In her must-read post, Maha, who is our Global Voices Online author for Sudan, recounts:
During my first detention, I faced 4 hours of emotional abuse. One interrogator said to me: “Take a good look at the window, this will be the last time you ever see the sun.” Another told me that I was going to be transferred to women’s prison without anyone as much as looking at my file. That’s how dangerous they deemed me to be.
Maha is a member of Girifna, a non-violent resistance movement made up of Sudanese university graduates, whose name translates to “we are fed up.” The group states that its aim is to overthrow the ruling National Congress Party, which governs Sudan, and hopes to develop a shared vision for a national agenda, which will steer their country forward.
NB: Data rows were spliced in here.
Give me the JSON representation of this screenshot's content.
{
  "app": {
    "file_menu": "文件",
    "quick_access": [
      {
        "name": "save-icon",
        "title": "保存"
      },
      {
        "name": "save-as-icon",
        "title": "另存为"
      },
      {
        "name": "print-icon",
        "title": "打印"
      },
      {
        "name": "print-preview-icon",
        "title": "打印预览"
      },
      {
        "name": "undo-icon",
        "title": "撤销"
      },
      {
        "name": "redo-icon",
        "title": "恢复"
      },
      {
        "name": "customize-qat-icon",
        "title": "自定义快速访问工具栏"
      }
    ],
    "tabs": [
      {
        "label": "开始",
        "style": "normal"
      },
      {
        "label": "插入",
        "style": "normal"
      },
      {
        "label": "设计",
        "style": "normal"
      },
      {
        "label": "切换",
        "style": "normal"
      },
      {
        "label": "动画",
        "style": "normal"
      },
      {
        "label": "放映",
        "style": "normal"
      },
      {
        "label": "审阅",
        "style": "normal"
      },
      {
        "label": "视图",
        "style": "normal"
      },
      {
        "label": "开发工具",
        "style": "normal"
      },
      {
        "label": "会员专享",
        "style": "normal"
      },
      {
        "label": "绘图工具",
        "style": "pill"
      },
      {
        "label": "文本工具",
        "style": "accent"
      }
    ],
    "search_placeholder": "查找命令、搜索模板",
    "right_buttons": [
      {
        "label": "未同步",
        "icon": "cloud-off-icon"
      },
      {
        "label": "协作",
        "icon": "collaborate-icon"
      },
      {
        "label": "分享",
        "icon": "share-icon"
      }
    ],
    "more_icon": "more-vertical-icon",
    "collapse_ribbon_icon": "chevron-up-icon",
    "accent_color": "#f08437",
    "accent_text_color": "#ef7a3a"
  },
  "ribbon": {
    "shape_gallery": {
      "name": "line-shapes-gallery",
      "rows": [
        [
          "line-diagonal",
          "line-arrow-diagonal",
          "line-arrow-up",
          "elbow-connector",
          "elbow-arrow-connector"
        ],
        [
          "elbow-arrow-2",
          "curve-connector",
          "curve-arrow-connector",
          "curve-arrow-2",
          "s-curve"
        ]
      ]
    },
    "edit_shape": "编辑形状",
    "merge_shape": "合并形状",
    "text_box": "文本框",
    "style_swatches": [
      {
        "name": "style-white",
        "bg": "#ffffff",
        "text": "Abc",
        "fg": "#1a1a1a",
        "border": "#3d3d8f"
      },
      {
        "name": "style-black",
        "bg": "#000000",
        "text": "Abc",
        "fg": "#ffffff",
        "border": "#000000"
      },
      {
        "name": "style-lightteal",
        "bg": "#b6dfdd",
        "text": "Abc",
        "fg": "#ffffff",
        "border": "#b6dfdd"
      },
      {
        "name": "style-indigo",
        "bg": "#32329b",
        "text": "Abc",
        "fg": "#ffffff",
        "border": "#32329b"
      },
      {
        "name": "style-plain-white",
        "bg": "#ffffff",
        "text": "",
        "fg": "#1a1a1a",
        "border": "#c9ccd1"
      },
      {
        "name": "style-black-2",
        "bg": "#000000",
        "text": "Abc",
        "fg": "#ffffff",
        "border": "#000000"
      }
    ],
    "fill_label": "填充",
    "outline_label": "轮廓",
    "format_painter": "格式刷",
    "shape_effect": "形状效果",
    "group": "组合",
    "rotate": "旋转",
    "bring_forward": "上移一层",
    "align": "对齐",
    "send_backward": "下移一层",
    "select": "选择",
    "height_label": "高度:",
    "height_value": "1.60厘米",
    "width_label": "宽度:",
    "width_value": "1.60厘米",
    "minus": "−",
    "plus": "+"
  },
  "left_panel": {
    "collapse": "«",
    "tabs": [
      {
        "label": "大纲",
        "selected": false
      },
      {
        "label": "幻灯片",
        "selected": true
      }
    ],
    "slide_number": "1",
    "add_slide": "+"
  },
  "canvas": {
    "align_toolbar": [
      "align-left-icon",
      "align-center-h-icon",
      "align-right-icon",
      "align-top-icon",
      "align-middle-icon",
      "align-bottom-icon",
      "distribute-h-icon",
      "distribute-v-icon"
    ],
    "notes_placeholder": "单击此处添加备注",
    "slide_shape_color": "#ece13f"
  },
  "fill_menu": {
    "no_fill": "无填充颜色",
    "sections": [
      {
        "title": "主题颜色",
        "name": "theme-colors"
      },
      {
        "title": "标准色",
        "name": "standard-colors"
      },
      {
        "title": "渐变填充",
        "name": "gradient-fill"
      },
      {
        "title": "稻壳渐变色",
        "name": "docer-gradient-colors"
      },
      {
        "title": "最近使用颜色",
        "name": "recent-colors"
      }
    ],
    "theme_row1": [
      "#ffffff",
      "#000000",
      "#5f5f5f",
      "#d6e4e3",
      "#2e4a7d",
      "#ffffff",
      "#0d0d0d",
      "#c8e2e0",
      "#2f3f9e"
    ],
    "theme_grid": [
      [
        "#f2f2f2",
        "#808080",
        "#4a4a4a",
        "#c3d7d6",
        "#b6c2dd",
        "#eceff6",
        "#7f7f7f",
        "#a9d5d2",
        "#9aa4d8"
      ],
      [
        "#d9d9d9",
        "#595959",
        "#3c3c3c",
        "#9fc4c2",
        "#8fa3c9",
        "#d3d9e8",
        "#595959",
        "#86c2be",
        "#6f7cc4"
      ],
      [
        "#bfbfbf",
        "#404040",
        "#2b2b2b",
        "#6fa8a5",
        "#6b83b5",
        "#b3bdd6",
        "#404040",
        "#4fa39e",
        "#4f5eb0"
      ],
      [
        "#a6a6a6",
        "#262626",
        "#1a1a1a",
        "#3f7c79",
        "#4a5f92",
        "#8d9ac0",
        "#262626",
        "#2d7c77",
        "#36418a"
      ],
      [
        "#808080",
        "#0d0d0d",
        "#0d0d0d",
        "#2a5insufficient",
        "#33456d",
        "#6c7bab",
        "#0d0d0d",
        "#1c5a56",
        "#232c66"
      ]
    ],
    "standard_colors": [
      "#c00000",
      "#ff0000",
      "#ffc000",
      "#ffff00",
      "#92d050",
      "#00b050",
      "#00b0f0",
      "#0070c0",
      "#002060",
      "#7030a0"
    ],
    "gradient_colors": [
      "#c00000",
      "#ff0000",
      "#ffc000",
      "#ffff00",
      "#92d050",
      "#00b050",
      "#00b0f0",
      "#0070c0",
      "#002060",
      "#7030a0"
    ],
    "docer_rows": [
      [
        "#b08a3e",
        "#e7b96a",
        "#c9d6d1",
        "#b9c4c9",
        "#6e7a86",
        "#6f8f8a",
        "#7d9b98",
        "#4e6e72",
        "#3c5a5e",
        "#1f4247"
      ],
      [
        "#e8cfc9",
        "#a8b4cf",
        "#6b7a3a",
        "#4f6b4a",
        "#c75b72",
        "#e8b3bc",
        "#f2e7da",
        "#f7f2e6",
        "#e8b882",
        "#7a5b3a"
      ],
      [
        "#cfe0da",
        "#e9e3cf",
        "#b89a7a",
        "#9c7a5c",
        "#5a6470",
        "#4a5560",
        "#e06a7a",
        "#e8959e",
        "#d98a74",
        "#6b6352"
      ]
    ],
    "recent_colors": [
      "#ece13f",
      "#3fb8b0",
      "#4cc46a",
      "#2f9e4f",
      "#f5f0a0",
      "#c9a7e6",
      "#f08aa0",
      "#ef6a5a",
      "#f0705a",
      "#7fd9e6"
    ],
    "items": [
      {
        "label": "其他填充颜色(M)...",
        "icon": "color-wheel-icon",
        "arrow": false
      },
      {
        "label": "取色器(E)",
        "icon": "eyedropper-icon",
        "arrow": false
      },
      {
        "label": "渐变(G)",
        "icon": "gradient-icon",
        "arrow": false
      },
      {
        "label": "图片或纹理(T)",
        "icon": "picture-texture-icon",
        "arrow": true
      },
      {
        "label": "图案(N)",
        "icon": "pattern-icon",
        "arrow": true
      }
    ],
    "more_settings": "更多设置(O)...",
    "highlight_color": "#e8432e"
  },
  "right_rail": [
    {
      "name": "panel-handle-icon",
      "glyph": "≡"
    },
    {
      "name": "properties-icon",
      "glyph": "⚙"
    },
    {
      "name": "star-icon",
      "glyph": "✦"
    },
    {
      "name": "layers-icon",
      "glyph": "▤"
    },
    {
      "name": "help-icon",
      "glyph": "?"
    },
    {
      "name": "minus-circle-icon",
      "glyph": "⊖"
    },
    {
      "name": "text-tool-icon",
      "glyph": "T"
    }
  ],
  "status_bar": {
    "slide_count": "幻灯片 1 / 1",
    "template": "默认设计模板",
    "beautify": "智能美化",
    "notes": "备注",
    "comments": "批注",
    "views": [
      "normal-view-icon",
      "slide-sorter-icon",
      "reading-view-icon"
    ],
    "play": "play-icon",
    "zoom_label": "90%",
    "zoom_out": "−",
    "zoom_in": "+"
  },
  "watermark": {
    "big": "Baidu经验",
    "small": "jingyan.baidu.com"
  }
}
Their Twitter account is available here and is used to spread information about the on-going revolution in Sudan.
Demonstrations started in the Sudanese capital Khartoum last month, after the government announced spending cuts and other austerity measures. And unlike other countries, the protests, which continue today, are under-reported.
Maha’s second day of interrogation lasted a grueling 11 hours. She describes them:
I was threatened, blackmailed, insulted, emotionally abused and psychologically tortured. They had my laptop and they told me they had access to all my photos; and that they would use them if they sensed I’m causing any trouble. I was also told that they could easily make me lose my job. “You have nice pictures on your phone”, one guy said to me. “You have a lot of fans,” he added. The same guy was browsing through the photos on my laptop. He saw a picture of me and my best friend hugging. He then asked me if I was a lesbian.
Her third day’s interrogation lasted for two hours. After her questioning, Maha says:
They made me sign a statement pledging that I will not take part in any Girifna activities, citing that if I do, I will be subjected to trial under the security law. They made my dad sign the same statement. They gave me back my phone and other items, but said that they will keep the two laptops for “further investigation”. I claimed them back a short while ago.
She also reminds us:
Among those still detained for weeks are Boshi, who was also arrested earlier this year, Usamah Ali, a prominent citizen journalist and a Twitter microcelebrity, Girifna members Mohamed Izzelden and Rashida Shamseldin and many, many others. They are all at risk of torture. They have sacrificed their freedoms for the sake of a free Sudan.
Mohamed Izzelden has since been released.
This post is part of our special coverage Sudan Revolts.
Written by Amira Al Hussaini